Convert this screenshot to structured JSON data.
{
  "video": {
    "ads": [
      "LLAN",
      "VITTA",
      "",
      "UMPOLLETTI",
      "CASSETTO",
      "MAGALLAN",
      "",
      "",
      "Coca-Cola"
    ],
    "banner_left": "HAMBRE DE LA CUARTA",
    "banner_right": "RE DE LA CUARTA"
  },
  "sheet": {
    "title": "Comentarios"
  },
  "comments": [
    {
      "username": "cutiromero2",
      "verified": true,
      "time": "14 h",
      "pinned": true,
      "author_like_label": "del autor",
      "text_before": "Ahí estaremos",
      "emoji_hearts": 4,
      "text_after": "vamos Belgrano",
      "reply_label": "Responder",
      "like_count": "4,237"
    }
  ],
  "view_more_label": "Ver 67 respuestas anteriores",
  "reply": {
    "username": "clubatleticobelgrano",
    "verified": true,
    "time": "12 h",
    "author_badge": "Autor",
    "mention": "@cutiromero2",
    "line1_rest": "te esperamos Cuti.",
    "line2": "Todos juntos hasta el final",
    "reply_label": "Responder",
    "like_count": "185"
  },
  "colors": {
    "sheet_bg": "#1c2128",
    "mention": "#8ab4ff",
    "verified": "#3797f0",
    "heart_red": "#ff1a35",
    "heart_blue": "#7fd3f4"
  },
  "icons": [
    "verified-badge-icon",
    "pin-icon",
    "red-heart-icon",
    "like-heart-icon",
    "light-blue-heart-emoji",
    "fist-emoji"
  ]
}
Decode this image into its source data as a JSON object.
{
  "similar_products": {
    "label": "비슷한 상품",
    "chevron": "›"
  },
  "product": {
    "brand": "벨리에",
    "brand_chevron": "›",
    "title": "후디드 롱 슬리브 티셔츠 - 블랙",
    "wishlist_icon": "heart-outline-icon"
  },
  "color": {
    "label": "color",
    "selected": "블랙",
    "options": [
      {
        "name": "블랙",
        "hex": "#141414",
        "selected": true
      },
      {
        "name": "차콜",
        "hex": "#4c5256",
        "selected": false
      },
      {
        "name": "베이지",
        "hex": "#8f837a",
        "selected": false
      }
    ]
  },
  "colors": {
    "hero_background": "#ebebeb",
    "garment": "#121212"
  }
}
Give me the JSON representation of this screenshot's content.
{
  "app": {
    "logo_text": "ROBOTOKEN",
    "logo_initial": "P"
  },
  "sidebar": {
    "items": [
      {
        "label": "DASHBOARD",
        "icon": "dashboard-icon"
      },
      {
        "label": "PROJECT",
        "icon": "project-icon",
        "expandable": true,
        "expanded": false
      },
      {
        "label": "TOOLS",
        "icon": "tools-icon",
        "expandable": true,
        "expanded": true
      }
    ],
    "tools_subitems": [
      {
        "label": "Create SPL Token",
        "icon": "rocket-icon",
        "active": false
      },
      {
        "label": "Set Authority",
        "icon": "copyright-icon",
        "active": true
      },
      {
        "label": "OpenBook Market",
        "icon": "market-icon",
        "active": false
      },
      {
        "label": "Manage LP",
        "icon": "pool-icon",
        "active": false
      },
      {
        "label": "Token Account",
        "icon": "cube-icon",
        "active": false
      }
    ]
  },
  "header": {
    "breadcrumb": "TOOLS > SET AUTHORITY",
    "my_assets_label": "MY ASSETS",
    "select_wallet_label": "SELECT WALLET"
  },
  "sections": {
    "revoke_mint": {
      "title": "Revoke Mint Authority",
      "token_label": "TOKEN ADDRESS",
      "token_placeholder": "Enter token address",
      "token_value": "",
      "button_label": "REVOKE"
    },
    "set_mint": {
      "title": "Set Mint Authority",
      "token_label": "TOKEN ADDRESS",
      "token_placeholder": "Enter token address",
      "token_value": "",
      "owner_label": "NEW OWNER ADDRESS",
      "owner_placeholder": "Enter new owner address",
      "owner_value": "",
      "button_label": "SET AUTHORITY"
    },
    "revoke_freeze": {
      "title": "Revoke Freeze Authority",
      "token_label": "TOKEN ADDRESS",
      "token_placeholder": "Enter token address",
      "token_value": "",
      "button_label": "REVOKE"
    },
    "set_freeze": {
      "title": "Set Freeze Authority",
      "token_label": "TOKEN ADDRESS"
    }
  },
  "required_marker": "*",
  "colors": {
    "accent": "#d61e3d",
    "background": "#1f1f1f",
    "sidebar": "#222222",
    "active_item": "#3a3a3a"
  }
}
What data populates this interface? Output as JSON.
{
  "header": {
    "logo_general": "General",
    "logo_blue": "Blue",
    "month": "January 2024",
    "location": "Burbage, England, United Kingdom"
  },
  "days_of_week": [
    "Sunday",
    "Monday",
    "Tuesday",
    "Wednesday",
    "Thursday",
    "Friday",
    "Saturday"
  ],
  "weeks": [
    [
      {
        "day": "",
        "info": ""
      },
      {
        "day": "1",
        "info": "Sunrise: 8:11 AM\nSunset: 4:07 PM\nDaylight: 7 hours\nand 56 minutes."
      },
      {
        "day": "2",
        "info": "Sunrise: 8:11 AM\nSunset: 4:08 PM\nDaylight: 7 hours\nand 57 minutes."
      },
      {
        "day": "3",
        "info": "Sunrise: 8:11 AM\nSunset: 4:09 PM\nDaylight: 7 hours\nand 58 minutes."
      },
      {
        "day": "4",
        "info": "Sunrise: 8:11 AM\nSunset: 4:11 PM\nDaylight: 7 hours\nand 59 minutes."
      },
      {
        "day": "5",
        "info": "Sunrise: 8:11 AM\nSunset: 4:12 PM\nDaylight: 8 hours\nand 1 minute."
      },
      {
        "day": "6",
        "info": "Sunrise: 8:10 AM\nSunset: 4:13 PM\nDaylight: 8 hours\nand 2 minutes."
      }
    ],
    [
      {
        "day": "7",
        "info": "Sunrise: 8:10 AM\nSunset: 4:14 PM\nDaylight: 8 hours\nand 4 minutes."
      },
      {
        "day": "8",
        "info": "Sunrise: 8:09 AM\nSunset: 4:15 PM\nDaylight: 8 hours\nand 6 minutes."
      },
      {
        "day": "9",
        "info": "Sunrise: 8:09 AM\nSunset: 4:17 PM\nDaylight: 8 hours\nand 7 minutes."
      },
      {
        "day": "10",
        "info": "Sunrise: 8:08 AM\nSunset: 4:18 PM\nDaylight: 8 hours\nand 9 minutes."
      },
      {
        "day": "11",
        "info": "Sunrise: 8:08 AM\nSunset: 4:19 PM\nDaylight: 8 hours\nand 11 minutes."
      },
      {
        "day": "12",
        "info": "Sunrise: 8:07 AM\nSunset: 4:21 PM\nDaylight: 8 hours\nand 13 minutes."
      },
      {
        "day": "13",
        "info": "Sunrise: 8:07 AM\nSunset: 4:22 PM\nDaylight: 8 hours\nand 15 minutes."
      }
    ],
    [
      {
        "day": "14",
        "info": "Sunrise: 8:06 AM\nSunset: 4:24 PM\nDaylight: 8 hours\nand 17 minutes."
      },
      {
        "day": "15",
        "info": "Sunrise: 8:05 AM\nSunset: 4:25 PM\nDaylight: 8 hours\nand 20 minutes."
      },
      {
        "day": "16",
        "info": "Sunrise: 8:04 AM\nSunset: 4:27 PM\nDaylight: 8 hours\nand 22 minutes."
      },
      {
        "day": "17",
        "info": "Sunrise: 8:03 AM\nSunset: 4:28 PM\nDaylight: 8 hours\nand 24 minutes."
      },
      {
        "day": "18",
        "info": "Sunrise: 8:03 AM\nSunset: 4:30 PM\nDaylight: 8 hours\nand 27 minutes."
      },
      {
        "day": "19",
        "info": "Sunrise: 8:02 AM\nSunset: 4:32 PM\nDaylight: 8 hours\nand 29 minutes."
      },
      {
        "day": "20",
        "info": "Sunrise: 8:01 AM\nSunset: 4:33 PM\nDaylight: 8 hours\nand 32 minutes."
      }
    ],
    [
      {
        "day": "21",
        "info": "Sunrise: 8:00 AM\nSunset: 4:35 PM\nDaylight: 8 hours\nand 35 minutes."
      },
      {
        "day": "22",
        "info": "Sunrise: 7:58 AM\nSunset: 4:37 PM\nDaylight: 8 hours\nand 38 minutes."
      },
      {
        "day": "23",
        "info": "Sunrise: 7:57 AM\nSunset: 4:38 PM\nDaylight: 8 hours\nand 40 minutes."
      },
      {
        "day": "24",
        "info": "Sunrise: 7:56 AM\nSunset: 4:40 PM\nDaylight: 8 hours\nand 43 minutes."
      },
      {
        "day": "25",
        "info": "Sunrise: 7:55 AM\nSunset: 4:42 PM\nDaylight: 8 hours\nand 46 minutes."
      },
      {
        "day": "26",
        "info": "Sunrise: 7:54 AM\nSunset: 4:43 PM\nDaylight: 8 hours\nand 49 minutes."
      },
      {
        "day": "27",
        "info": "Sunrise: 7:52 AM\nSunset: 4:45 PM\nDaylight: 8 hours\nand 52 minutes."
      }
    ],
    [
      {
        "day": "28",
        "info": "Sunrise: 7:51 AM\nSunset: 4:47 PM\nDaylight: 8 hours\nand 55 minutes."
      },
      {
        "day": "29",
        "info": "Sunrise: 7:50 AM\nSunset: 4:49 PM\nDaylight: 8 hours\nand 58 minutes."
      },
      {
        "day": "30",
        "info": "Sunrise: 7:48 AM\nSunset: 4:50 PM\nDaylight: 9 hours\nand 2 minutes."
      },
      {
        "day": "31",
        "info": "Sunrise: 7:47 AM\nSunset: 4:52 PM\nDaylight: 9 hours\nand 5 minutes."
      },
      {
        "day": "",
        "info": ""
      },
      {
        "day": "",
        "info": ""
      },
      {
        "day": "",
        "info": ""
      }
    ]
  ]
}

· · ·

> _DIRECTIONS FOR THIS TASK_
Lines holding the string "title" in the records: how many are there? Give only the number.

> _WRITTEN RESPONSE_
6